---------- Provided material ----------

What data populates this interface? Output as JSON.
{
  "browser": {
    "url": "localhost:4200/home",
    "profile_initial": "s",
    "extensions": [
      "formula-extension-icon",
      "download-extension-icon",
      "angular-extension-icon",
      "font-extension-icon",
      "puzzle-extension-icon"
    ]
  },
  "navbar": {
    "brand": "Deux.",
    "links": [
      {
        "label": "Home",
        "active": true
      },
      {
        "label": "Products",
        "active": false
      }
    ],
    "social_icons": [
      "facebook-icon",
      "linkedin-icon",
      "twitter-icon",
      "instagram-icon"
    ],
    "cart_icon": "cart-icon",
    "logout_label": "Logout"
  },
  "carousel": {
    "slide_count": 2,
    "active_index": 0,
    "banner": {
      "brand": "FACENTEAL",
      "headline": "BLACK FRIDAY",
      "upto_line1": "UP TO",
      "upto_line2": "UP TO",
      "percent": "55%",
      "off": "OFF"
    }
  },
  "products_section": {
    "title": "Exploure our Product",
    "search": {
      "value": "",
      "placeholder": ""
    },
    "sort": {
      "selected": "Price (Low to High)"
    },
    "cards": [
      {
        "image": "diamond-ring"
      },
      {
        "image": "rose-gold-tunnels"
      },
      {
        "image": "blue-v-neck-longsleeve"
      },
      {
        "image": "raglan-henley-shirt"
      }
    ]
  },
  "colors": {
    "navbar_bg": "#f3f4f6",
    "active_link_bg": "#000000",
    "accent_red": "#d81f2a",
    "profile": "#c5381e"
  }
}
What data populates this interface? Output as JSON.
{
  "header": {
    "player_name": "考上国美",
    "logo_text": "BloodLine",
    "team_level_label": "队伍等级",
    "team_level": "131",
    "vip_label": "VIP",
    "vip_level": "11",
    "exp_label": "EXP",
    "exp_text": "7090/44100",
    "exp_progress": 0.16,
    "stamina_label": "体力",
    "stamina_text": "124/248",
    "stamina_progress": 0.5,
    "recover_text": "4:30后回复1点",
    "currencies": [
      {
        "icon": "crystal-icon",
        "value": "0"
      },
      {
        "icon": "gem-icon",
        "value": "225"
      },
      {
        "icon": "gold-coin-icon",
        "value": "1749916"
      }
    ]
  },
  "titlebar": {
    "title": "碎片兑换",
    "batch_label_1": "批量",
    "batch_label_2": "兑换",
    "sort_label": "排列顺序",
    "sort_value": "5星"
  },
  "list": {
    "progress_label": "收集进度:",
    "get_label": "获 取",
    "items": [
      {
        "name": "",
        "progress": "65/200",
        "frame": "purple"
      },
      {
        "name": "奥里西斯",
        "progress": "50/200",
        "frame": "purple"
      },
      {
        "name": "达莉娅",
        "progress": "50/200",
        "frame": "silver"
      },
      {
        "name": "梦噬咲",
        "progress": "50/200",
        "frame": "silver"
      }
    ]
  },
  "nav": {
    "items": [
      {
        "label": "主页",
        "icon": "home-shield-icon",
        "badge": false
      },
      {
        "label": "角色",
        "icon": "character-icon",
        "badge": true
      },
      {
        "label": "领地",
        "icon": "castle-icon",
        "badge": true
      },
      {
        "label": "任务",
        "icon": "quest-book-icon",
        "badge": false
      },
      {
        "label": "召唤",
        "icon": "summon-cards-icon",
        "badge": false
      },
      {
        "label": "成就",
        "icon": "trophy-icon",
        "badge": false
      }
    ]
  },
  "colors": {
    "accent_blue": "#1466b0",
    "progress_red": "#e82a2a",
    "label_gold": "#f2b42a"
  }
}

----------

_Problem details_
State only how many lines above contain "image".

_Exercise result_
4